Records shown section start

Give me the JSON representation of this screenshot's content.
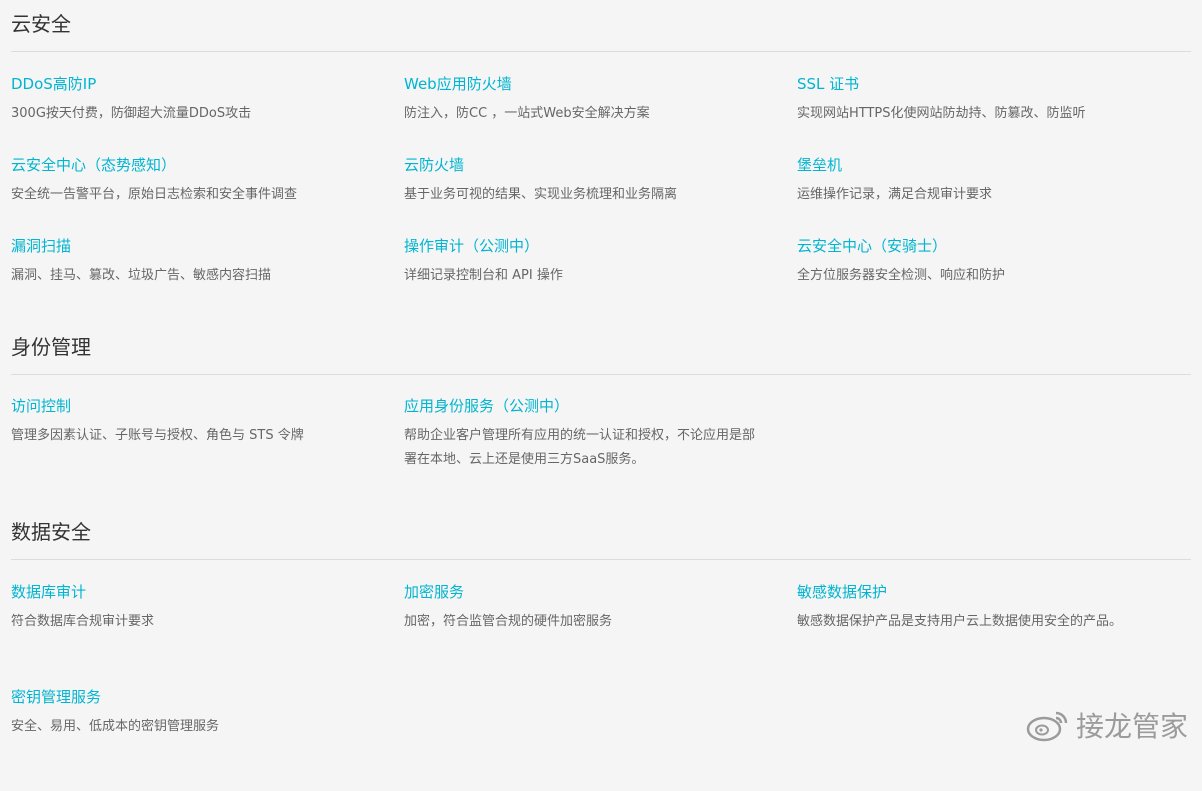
{
  "sections": [
    {
      "title": "云安全",
      "items": [
        {
          "title": "DDoS高防IP",
          "desc": "300G按天付费，防御超大流量DDoS攻击"
        },
        {
          "title": "Web应用防火墙",
          "desc": "防注入，防CC ，一站式Web安全解决方案"
        },
        {
          "title": "SSL 证书",
          "desc": "实现网站HTTPS化使网站防劫持、防篡改、防监听"
        },
        {
          "title": "云安全中心（态势感知）",
          "desc": "安全统一告警平台，原始日志检索和安全事件调查"
        },
        {
          "title": "云防火墙",
          "desc": "基于业务可视的结果、实现业务梳理和业务隔离"
        },
        {
          "title": "堡垒机",
          "desc": "运维操作记录，满足合规审计要求"
        },
        {
          "title": "漏洞扫描",
          "desc": "漏洞、挂马、篡改、垃圾广告、敏感内容扫描"
        },
        {
          "title": "操作审计（公测中）",
          "desc": "详细记录控制台和 API 操作"
        },
        {
          "title": "云安全中心（安骑士）",
          "desc": "全方位服务器安全检测、响应和防护"
        }
      ]
    },
    {
      "title": "身份管理",
      "items": [
        {
          "title": "访问控制",
          "desc": "管理多因素认证、子账号与授权、角色与 STS 令牌"
        },
        {
          "title": "应用身份服务（公测中）",
          "desc": "帮助企业客户管理所有应用的统一认证和授权，不论应用是部署在本地、云上还是使用三方SaaS服务。"
        }
      ]
    },
    {
      "title": "数据安全",
      "items": [
        {
          "title": "数据库审计",
          "desc": "符合数据库合规审计要求"
        },
        {
          "title": "加密服务",
          "desc": "加密，符合监管合规的硬件加密服务"
        },
        {
          "title": "敏感数据保护",
          "desc": "敏感数据保护产品是支持用户云上数据使用安全的产品。"
        },
        {
          "title": "密钥管理服务",
          "desc": "安全、易用、低成本的密钥管理服务"
        }
      ]
    }
  ],
  "watermark": {
    "text": "接龙管家"
  },
  "colors": {
    "link": "#00b5d1",
    "background": "#f5f5f5",
    "divider": "#dcdcdc"
  }
}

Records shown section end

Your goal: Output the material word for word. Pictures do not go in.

Task result:
Give me the JSON representation of this screenshot's content.
{
  "sections": [
    {
      "title": "云安全",
      "items": [
        {
          "title": "DDoS高防IP",
          "desc": "300G按天付费，防御超大流量DDoS攻击"
        },
        {
          "title": "Web应用防火墙",
          "desc": "防注入，防CC ，一站式Web安全解决方案"
        },
        {
          "title": "SSL 证书",
          "desc": "实现网站HTTPS化使网站防劫持、防篡改、防监听"
        },
        {
          "title": "云安全中心（态势感知）",
          "desc": "安全统一告警平台，原始日志检索和安全事件调查"
        },
        {
          "title": "云防火墙",
          "desc": "基于业务可视的结果、实现业务梳理和业务隔离"
        },
        {
          "title": "堡垒机",
          "desc": "运维操作记录，满足合规审计要求"
        },
        {
          "title": "漏洞扫描",
          "desc": "漏洞、挂马、篡改、垃圾广告、敏感内容扫描"
        },
        {
          "title": "操作审计（公测中）",
          "desc": "详细记录控制台和 API 操作"
        },
        {
          "title": "云安全中心（安骑士）",
          "desc": "全方位服务器安全检测、响应和防护"
        }
      ]
    },
    {
      "title": "身份管理",
      "items": [
        {
          "title": "访问控制",
          "desc": "管理多因素认证、子账号与授权、角色与 STS 令牌"
        },
        {
          "title": "应用身份服务（公测中）",
          "desc": "帮助企业客户管理所有应用的统一认证和授权，不论应用是部署在本地、云上还是使用三方SaaS服务。"
        }
      ]
    },
    {
      "title": "数据安全",
      "items": [
        {
          "title": "数据库审计",
          "desc": "符合数据库合规审计要求"
        },
        {
          "title": "加密服务",
          "desc": "加密，符合监管合规的硬件加密服务"
        },
        {
          "title": "敏感数据保护",
          "desc": "敏感数据保护产品是支持用户云上数据使用安全的产品。"
        },
        {
          "title": "密钥管理服务",
          "desc": "安全、易用、低成本的密钥管理服务"
        }
      ]
    }
  ],
  "watermark": {
    "text": "接龙管家"
  },
  "colors": {
    "link": "#00b5d1",
    "background": "#f5f5f5",
    "divider": "#dcdcdc"
  }
}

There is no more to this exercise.